Changes abound for Wayne Taylor Racing at the start of the Rolex Series season. Jordan Taylor replaces his elder brother Ricky as a full season driver for the Daytona Prototype squad while Velocity Worldwide give the squad a new sponsor and new – black and orange – livery to match.

One of the few constants, besides Wayne Taylor at the head of the team, is Max Angelelli. The Italian won the 2005 Rolex 24 and has an enviable record in qualifying for the Rolex 24, having put the team on the front row for the last three races, including a pole position for the 2010 event.

However, in testing earlier this month at Daytona International Speedway the team struggled to find the pure pace in their Chevrolet Corvette DP to challenge at the top of the timesheets, but as the team prepares for the first on track action of the Rolex 24 weekend Angelelli is relaxed about apparent issue.
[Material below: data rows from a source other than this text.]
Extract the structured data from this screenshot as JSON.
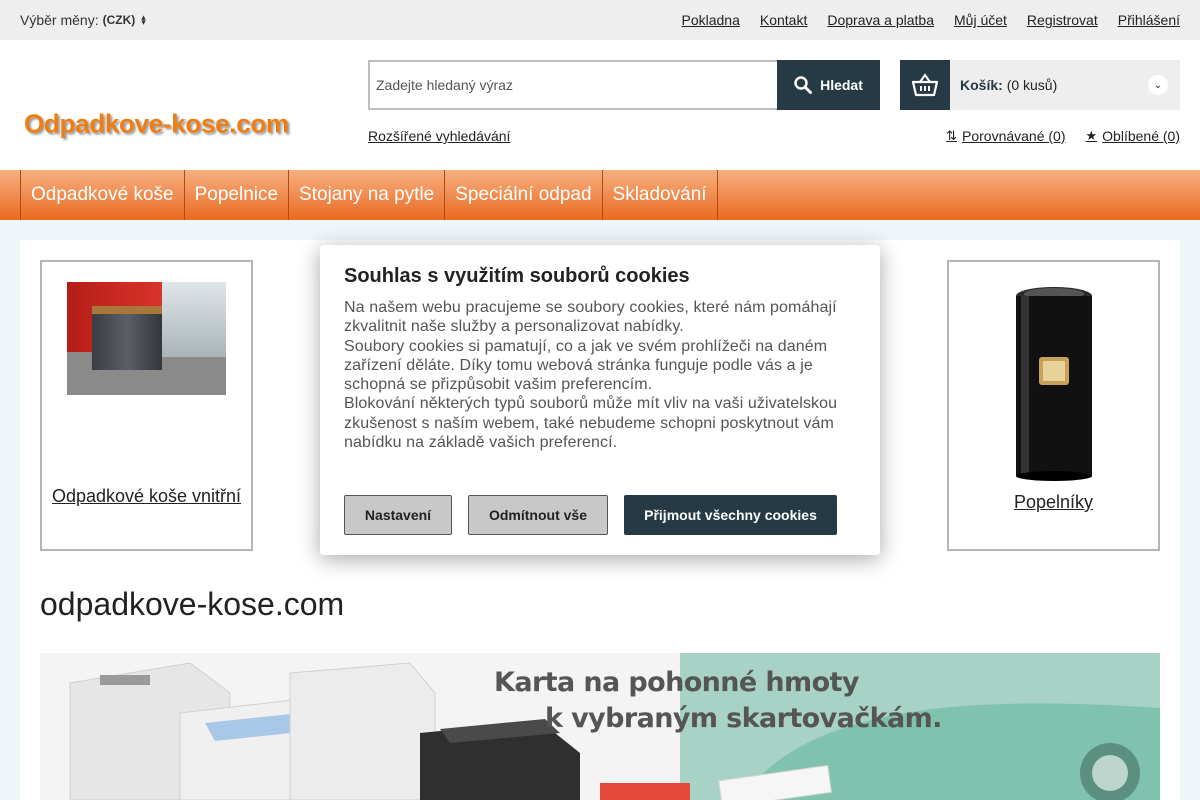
{
  "topbar": {
    "currency_label": "Výběr měny:",
    "currency_value": "(CZK)",
    "links": [
      "Pokladna",
      "Kontakt",
      "Doprava a platba",
      "Můj účet",
      "Registrovat",
      "Přihlášení"
    ]
  },
  "header": {
    "logo_text": "Odpadkove-kose.com",
    "search_placeholder": "Zadejte hledaný výraz",
    "search_button": "Hledat",
    "advanced_search": "Rozšířené vyhledávání",
    "cart_label": "Košík:",
    "cart_count": "(0 kusů)",
    "compare_link": "Porovnávané (0)",
    "favorites_link": "Oblíbené (0)"
  },
  "nav": {
    "items": [
      "Odpadkové koše",
      "Popelnice",
      "Stojany na pytle",
      "Speciální odpad",
      "Skladování"
    ]
  },
  "content": {
    "card_left_label": "Odpadkové koše vnitřní",
    "card_right_label": "Popelníky",
    "page_title": "odpadkove-kose.com",
    "banner_line1": "Karta na pohonné hmoty",
    "banner_line2": "k vybraným skartovačkám."
  },
  "cookie_modal": {
    "title": "Souhlas s využitím souborů cookies",
    "paragraph1": "Na našem webu pracujeme se soubory cookies, které nám pomáhají zkvalitnit naše služby a personalizovat nabídky.",
    "paragraph2": "Soubory cookies si pamatují, co a jak ve svém prohlížeči na daném zařízení děláte. Díky tomu webová stránka funguje podle vás a je schopná se přizpůsobit vašim preferencím.",
    "paragraph3": "Blokování některých typů souborů může mít vliv na vaši uživatelskou zkušenost s naším webem, také nebudeme schopni poskytnout vám nabídku na základě vašich preferencí.",
    "btn_settings": "Nastavení",
    "btn_reject": "Odmítnout vše",
    "btn_accept": "Přijmout všechny cookies"
  },
  "colors": {
    "accent_dark": "#253a45",
    "nav_orange": "#e96a1f",
    "logo_orange": "#ef7d12"
  }
}
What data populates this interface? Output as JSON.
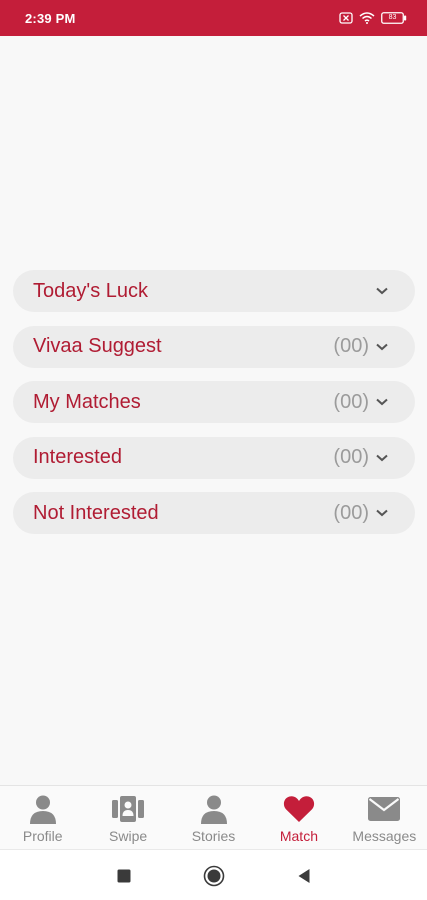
{
  "status_bar": {
    "time": "2:39 PM",
    "battery": "83",
    "icons": [
      "sim-off-icon",
      "wifi-icon",
      "battery-icon"
    ],
    "background": "#c41e3a"
  },
  "match_sections": [
    {
      "label": "Today's Luck",
      "count": ""
    },
    {
      "label": "Vivaa Suggest",
      "count": "(00)"
    },
    {
      "label": "My Matches",
      "count": "(00)"
    },
    {
      "label": "Interested",
      "count": "(00)"
    },
    {
      "label": "Not Interested",
      "count": "(00)"
    }
  ],
  "bottom_nav": {
    "items": [
      {
        "label": "Profile",
        "icon": "person-icon"
      },
      {
        "label": "Swipe",
        "icon": "swipe-cards-icon"
      },
      {
        "label": "Stories",
        "icon": "person-icon"
      },
      {
        "label": "Match",
        "icon": "heart-icon",
        "active": true
      },
      {
        "label": "Messages",
        "icon": "envelope-icon"
      }
    ],
    "active_color": "#c41e3a"
  },
  "system_nav": [
    "recents-square-icon",
    "home-circle-icon",
    "back-triangle-icon"
  ]
}
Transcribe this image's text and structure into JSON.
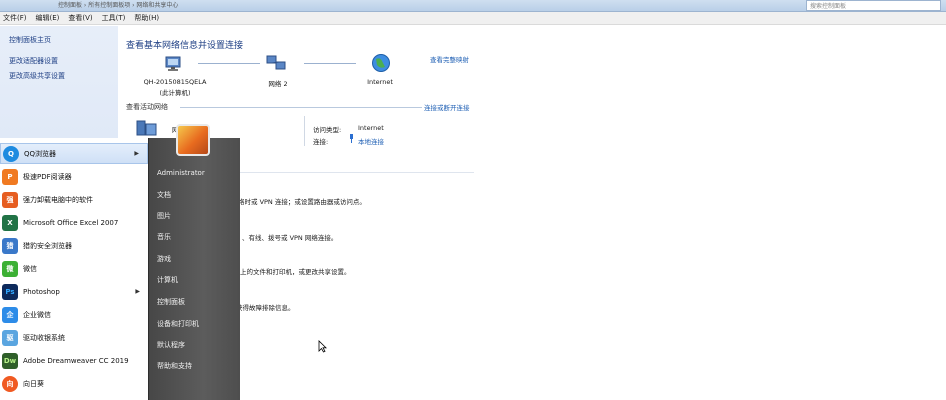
{
  "menubar": {
    "items": [
      "文件(F)",
      "编辑(E)",
      "查看(V)",
      "工具(T)",
      "帮助(H)"
    ]
  },
  "address": {
    "crumb": "控制面板 › 所有控制面板项 › 网络和共享中心",
    "search_placeholder": "搜索控制面板"
  },
  "leftpane": {
    "items": [
      "控制面板主页",
      "更改适配器设置",
      "更改高级共享设置"
    ]
  },
  "main": {
    "title": "查看基本网络信息并设置连接",
    "full_map": "查看完整映射",
    "nodes": {
      "computer": "QH-20150815QELA",
      "computer_sub": "(此计算机)",
      "network": "网络 2",
      "internet": "Internet"
    },
    "active_section": "查看活动网络",
    "connect_link": "连接或断开连接",
    "active_net_partial": "网",
    "access_type_label": "访问类型:",
    "access_type_value": "Internet",
    "connection_label": "连接:",
    "connection_value": "本地连接",
    "tasks": [
      "络时或 VPN 连接；或设置路由器或访问点。",
      "、有线、拨号或 VPN 网络连接。",
      "上的文件和打印机，或更改共享设置。",
      "获得故障排除信息。"
    ]
  },
  "start_menu": {
    "programs": [
      {
        "label": "QQ浏览器",
        "has_arrow": true,
        "color": "#1e8be0",
        "glyph": "Q"
      },
      {
        "label": "极速PDF阅读器",
        "has_arrow": false,
        "color": "#f07a22",
        "glyph": "P"
      },
      {
        "label": "强力卸载电脑中的软件",
        "has_arrow": false,
        "color": "#e65d20",
        "glyph": "强"
      },
      {
        "label": "Microsoft Office Excel 2007",
        "has_arrow": false,
        "color": "#217346",
        "glyph": "X"
      },
      {
        "label": "猎豹安全浏览器",
        "has_arrow": false,
        "color": "#3a78c9",
        "glyph": "猎"
      },
      {
        "label": "微信",
        "has_arrow": false,
        "color": "#3cb034",
        "glyph": "微"
      },
      {
        "label": "Photoshop",
        "has_arrow": true,
        "color": "#0d2a5c",
        "glyph": "Ps"
      },
      {
        "label": "企业微信",
        "has_arrow": false,
        "color": "#2d8ce8",
        "glyph": "企"
      },
      {
        "label": "驱动收银系统",
        "has_arrow": false,
        "color": "#5aa5e0",
        "glyph": "驱"
      },
      {
        "label": "Adobe Dreamweaver CC 2019",
        "has_arrow": false,
        "color": "#2f5f2a",
        "glyph": "Dw"
      },
      {
        "label": "向日葵",
        "has_arrow": false,
        "color": "#f05a22",
        "glyph": "向"
      }
    ],
    "right_items": [
      "Administrator",
      "文档",
      "图片",
      "音乐",
      "游戏",
      "计算机",
      "控制面板",
      "设备和打印机",
      "默认程序",
      "帮助和支持"
    ]
  }
}
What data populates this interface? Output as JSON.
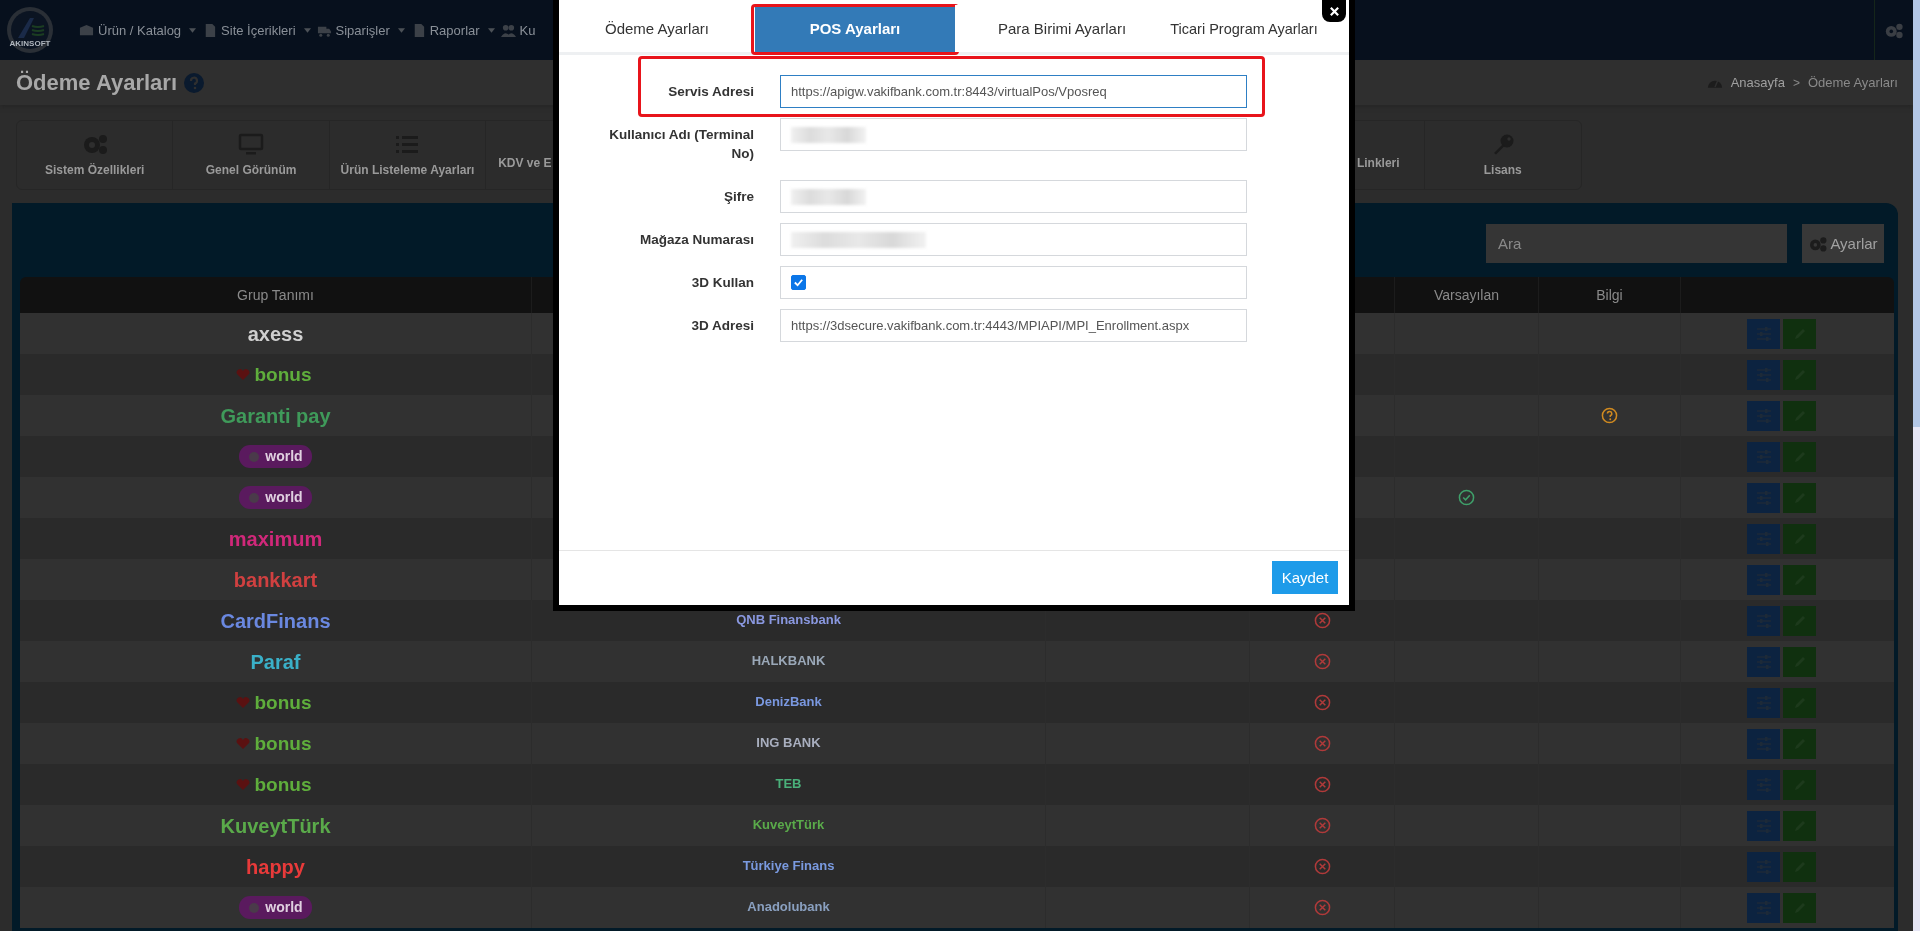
{
  "logo_text": "AKINSOFT",
  "nav": {
    "items": [
      "Ürün / Katalog",
      "Site İçerikleri",
      "Siparişler",
      "Raporlar",
      "Ku"
    ]
  },
  "page_title": "Ödeme Ayarları",
  "breadcrumb": {
    "items": [
      "Anasayfa",
      "Ödeme Ayarları"
    ],
    "separator": ">"
  },
  "tiles": [
    "Sistem Özellikleri",
    "Genel Görünüm",
    "Ürün Listeleme Ayarları",
    "KDV ve E",
    "Linkleri",
    "Lisans"
  ],
  "search": {
    "placeholder": "Ara"
  },
  "settings_button": "Ayarlar",
  "table": {
    "columns": [
      "Grup Tanımı",
      "Varsayılan",
      "Bilgi"
    ],
    "rows": [
      {
        "group": {
          "text": "axess",
          "kind": "wordmark",
          "color": "#d0d0d0"
        },
        "default": false,
        "info": false
      },
      {
        "group": {
          "text": "bonus",
          "kind": "bonus",
          "color": "#5fae3c"
        },
        "default": false,
        "info": false
      },
      {
        "group": {
          "text": "Garanti pay",
          "kind": "wordmark",
          "color": "#3f9a5a"
        },
        "default": false,
        "info": true
      },
      {
        "group": {
          "text": "world",
          "kind": "pill",
          "color": "#5a1a5e"
        },
        "default": false,
        "info": false
      },
      {
        "group": {
          "text": "world",
          "kind": "pill",
          "color": "#5a1a5e"
        },
        "default": true,
        "info": false
      },
      {
        "group": {
          "text": "maximum",
          "kind": "wordmark",
          "color": "#d0287a"
        },
        "default": false,
        "info": false
      },
      {
        "group": {
          "text": "bankkart",
          "kind": "wordmark",
          "color": "#d04040"
        },
        "default": false,
        "info": false
      },
      {
        "group": {
          "text": "CardFinans",
          "kind": "wordmark",
          "color": "#6a88e0"
        },
        "bank": {
          "text": "QNB Finansbank",
          "color": "#8a98e0"
        },
        "active": false,
        "default": false,
        "info": false
      },
      {
        "group": {
          "text": "Paraf",
          "kind": "wordmark",
          "color": "#3ab0c8"
        },
        "bank": {
          "text": "HALKBANK",
          "color": "#9aa8b8"
        },
        "active": false,
        "default": false,
        "info": false
      },
      {
        "group": {
          "text": "bonus",
          "kind": "bonus",
          "color": "#5fae3c"
        },
        "bank": {
          "text": "DenizBank",
          "color": "#7a98e0"
        },
        "active": false,
        "default": false,
        "info": false
      },
      {
        "group": {
          "text": "bonus",
          "kind": "bonus",
          "color": "#5fae3c"
        },
        "bank": {
          "text": "ING BANK",
          "color": "#a8aebe"
        },
        "active": false,
        "default": false,
        "info": false
      },
      {
        "group": {
          "text": "bonus",
          "kind": "bonus",
          "color": "#5fae3c"
        },
        "bank": {
          "text": "TEB",
          "color": "#4ab07a"
        },
        "active": false,
        "default": false,
        "info": false
      },
      {
        "group": {
          "text": "KuveytTürk",
          "kind": "wordmark",
          "color": "#5aaa4a"
        },
        "bank": {
          "text": "KuveytTürk",
          "color": "#5aaa4a"
        },
        "active": false,
        "default": false,
        "info": false
      },
      {
        "group": {
          "text": "happy",
          "kind": "wordmark",
          "color": "#e83a3a"
        },
        "bank": {
          "text": "Türkiye Finans",
          "color": "#7a9ae0"
        },
        "active": false,
        "default": false,
        "info": false
      },
      {
        "group": {
          "text": "world",
          "kind": "pill",
          "color": "#5a1a5e"
        },
        "bank": {
          "text": "Anadolubank",
          "color": "#8aa0c0"
        },
        "active": false,
        "default": false,
        "info": false
      }
    ]
  },
  "dialog": {
    "tabs": [
      {
        "label": "Ödeme Ayarları",
        "selected": false,
        "highlighted": false
      },
      {
        "label": "POS Ayarları",
        "selected": true,
        "highlighted": true
      },
      {
        "label": "Para Birimi Ayarları",
        "selected": false,
        "highlighted": false
      },
      {
        "label": "Ticari Program Ayarları",
        "selected": false,
        "highlighted": false
      }
    ],
    "fields": [
      {
        "label": "Servis Adresi",
        "kind": "text",
        "value": "https://apigw.vakifbank.com.tr:8443/virtualPos/Vposreq",
        "focused": true,
        "highlighted": true
      },
      {
        "label": "Kullanıcı Adı (Terminal No)",
        "kind": "redacted",
        "highlighted": false
      },
      {
        "label": "Şifre",
        "kind": "redacted",
        "highlighted": false
      },
      {
        "label": "Mağaza Numarası",
        "kind": "redacted",
        "highlighted": false
      },
      {
        "label": "3D Kullan",
        "kind": "checkbox",
        "checked": true,
        "highlighted": false
      },
      {
        "label": "3D Adresi",
        "kind": "text",
        "value": "https://3dsecure.vakifbank.com.tr:4443/MPIAPI/MPI_Enrollment.aspx",
        "focused": false,
        "highlighted": false
      }
    ],
    "save_button": "Kaydet"
  }
}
“Everybody has gotten used to seeing us at or near the top of the timesheet each year, but that was not the case this year,” he said. “I’m pretty confident that, as everybody knows, a fast lap time is not what it’s all about for such a long race as the Rolex 24. But we have to admit that it was a concern to see six Ford- or BMW-powered Rileys with the six fastest laps.”

“Our team was actually experimenting with many items on our car that were specific to the 24-hour race distance and not all of them worked. So you have to take all of that into consideration when you look at our lap times over the course of the test. For the sake of our team, our sponsors and our fans, I certainly hope we can reverse the results that we all saw at the test.”

Jordan Taylor and Indycar champion Ryan HunterReay, who completes the team for the race, will be making their six and seventh consecutive Rolex 24 starts respectively. However, for both 2013 will be their first with Wayne Taylor Racing and for 21-year-old Jordan it will be his first in the premier class of the Rolex Series having served his apprenticeship in GT ranks.

“It will be cool to go for overall wins, which I haven’t been able to go for in my career, yet,” Jordan said of the change in class. “Going to a new team with my family, Max who is like a brother to me, it’s just a great experience every way you look at it. The biggest thing will be learning the downforce of the DP, the capabilities that go with that. I drove the Action Express Corvette DP at Watkins Glen, so that gave me an idea what it’s like. Going from GT to DP is more a matter of looking out the front of the car than having one eye in the mirror. I can keep my eyes out the front windshield just because I hopefully won’t have cars driving by me on the straights.”

“Really, it’s just a different type of racing,” Hunter-Reay addresses his own switch from the DW12 Indycar to the Daytona Prototype and endurance racing. “Just like you would adapt to any different type of car, whether it be a Corvette Daytona Prototype or an ALMS car, it just depends on what you’re driving. You drive within that.”

“Really, the mentality that changes is that you are in an endurance race. You have to take care of the car. You can’t hit curbs. You have to look after it to hand it off to the next guy. You can’t be too hard on the brakes and you have to be good on fuel to be there in the end as it actually becomes a sprint race in the last few hours. Rolex 24s the past few years have been like sprint races the entire time, but there is that bit of conservation in there.”